How can this be done? No matter who bears the burden of multinational peacekeeping in Bosnia, America's bilateral military links with Bosnia's leaders are likely to remain extremely close. This relationship, which goes back to the darkest days of the war, will receive an important boost when, some time in the next year or two, Bosnia joins Partnership for Peace, the NATO-led military cooperation program that grooms countries for full membership in the alliance.

Whatever NATO does, the United States can keep a substantial military base in Bosnia on a purely one-to-one basis for as long as it deems necessary. That might not be the case forever, given that Washington's geopolitical footprint in the Balkans is already guaranteed by a large base in Kosovo, where an EU takeover is not under discussion, and may soon be supplemented by facilities in Romania and Bulgaria.

But nobody, least of all the EU, is going to hustle America out of Bosnia any sooner than it chooses.

In the short term, the challenge will be to ensure that easing America's burden there does not imply any abrupt change of policy or loss of confidence among those people in Bosnia who still need protecting.

This is not an impossible task, given the many years that American and NATO diplomats have devoted to negotiating arrangements with the EU that protect the interests of the older alliance.

In practice, there is very little the European Union can do without making some use of NATO's military assets such as transport, logistics, and intelligence. The Atlantic alliance will only make those assets available for a European-led operation on its own, toughly stated terms. These include a tight NATO grip on EU military planning and elaborate safeguards for the interests of European allies, such as Turkey, that are not members of the EU.

Washington could protect its own interests and earn considerable goodwill if it proceeded as follows. The U.S. -- and, in turn, NATO -- could formally state that it was happy, in principle, to hand the Bosnian peacekeeping mission over to the EU, subject to a series of tough conditions. These would presumably include an unwavering commitment to the unimpeded return of refugees, the reform of Bosnia's armed forces, and the arrest of indicted war criminals. NATO would be entitled to ask hard questions about the military effectiveness of the proposed European force and, above all, about the clarity of its command structures.

It could be accepted, amicably and by all sides, that the conditions for a handover did not quite exist and that they were unlikely to for at least another year.

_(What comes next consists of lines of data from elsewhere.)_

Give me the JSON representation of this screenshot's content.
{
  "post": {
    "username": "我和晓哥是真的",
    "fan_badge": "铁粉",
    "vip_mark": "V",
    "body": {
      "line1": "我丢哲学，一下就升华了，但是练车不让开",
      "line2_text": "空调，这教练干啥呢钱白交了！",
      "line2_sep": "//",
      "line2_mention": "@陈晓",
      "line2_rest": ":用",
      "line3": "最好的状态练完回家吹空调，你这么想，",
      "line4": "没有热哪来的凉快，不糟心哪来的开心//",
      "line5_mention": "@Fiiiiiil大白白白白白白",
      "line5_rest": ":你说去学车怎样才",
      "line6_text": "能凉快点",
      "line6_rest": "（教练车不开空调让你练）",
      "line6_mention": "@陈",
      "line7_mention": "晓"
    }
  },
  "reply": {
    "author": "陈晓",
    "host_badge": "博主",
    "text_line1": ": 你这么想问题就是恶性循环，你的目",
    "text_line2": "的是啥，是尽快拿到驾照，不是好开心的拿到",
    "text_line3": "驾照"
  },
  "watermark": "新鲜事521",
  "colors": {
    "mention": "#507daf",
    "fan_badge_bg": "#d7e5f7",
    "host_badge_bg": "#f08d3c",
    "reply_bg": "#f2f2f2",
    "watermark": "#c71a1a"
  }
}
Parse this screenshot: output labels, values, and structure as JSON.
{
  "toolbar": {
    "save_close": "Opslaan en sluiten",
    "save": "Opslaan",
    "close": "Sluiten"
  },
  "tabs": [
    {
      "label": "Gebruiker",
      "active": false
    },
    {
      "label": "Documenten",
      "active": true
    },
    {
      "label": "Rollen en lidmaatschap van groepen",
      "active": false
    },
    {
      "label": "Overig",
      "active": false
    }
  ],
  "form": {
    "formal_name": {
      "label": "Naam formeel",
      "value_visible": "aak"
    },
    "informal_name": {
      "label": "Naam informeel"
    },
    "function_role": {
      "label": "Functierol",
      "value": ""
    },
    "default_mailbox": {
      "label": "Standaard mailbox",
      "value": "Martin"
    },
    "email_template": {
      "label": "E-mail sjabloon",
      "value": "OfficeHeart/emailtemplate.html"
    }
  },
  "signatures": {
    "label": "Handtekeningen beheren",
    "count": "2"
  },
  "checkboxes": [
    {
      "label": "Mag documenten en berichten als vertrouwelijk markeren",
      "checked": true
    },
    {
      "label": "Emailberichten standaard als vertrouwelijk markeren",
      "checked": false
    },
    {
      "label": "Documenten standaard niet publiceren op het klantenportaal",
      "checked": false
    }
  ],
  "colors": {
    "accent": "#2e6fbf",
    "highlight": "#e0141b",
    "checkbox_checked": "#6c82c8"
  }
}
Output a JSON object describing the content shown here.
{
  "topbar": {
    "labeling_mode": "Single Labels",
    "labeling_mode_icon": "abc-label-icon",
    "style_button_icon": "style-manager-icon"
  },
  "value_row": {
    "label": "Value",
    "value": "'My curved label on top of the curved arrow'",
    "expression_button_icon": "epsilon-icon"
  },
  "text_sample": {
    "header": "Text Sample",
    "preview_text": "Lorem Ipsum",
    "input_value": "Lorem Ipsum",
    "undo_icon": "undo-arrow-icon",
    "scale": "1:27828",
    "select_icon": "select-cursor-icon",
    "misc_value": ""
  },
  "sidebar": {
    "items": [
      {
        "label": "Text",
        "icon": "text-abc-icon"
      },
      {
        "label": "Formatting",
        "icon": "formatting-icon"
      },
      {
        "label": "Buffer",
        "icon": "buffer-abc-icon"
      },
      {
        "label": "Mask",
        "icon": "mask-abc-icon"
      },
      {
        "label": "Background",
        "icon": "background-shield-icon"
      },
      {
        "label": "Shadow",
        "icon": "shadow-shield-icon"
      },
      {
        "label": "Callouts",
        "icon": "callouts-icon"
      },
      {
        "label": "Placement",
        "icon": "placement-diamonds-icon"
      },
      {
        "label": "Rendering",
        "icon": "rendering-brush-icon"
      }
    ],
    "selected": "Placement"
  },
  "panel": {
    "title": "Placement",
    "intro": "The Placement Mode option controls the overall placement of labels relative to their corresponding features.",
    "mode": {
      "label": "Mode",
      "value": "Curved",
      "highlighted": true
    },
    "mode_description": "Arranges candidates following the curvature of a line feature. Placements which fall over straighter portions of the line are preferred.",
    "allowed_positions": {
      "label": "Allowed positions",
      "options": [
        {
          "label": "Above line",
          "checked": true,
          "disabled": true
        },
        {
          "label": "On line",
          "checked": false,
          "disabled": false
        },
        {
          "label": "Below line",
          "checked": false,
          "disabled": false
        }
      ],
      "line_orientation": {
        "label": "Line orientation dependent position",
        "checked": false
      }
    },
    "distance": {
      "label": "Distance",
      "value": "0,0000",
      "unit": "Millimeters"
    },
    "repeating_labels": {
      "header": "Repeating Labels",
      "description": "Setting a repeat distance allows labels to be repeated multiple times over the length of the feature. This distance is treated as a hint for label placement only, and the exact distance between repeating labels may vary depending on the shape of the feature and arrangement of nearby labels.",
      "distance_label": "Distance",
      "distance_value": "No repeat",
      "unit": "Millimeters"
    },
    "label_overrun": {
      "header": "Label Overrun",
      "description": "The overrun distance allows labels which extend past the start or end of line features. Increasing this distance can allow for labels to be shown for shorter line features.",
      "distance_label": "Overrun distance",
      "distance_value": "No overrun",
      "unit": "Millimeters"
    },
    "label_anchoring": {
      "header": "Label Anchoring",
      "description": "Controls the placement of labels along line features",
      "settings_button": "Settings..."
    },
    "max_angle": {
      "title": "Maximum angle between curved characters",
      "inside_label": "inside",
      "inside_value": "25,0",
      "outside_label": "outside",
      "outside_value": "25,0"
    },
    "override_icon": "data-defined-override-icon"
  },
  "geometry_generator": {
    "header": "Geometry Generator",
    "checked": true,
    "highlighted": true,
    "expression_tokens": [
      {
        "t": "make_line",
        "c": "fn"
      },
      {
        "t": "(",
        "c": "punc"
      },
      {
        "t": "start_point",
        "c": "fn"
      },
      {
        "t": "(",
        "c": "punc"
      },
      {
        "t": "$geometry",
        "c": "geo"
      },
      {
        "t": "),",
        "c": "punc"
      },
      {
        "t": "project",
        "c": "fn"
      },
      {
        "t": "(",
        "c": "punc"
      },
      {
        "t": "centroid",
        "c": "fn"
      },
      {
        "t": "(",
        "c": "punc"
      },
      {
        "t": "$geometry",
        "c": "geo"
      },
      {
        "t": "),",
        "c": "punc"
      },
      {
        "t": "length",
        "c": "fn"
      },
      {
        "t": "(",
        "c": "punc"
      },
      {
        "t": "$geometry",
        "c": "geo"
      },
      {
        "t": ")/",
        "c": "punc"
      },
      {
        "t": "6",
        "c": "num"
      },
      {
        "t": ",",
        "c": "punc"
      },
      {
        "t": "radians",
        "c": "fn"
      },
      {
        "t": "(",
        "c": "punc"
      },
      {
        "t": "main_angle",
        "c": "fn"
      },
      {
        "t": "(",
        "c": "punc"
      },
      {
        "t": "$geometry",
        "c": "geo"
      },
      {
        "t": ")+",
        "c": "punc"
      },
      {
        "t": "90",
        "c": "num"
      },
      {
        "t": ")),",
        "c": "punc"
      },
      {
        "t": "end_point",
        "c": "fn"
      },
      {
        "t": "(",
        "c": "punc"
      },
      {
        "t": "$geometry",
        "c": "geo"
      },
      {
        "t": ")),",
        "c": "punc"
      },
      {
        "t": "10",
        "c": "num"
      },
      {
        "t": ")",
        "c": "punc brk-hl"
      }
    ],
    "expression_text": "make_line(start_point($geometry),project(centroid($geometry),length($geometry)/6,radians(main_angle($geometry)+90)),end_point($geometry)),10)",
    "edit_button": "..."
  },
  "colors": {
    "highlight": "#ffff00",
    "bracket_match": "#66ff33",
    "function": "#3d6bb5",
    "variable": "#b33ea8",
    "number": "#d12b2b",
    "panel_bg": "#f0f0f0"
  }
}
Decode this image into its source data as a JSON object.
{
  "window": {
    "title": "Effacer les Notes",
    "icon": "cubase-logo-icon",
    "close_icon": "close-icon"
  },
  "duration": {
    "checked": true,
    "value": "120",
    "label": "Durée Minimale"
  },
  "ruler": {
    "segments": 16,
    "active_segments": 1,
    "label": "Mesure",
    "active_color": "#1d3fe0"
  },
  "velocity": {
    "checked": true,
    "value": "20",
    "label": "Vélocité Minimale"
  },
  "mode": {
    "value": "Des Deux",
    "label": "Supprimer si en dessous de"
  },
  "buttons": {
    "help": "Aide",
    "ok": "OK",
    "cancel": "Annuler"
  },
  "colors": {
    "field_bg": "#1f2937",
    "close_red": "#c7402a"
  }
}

But working together to create those conditions could be a commonly agreed-upon goal, toward which NATO and the European Union could strive constructively. Then, America's hard-pressed taxpayers, Europe's muscle-flexing soldiers, and the ordinary people of the Balkans could all be winners.
 

Experts & Staff

  • Christian F. Ostermann // Director, History and Public Policy Program; Global Europe; Cold War International History Project; North Korea Documentation Project; Nuclear Proliferation International History Project
  • Kristina N. Terzieva // Program Assistant
  • Emily R. Buss // Program Assistant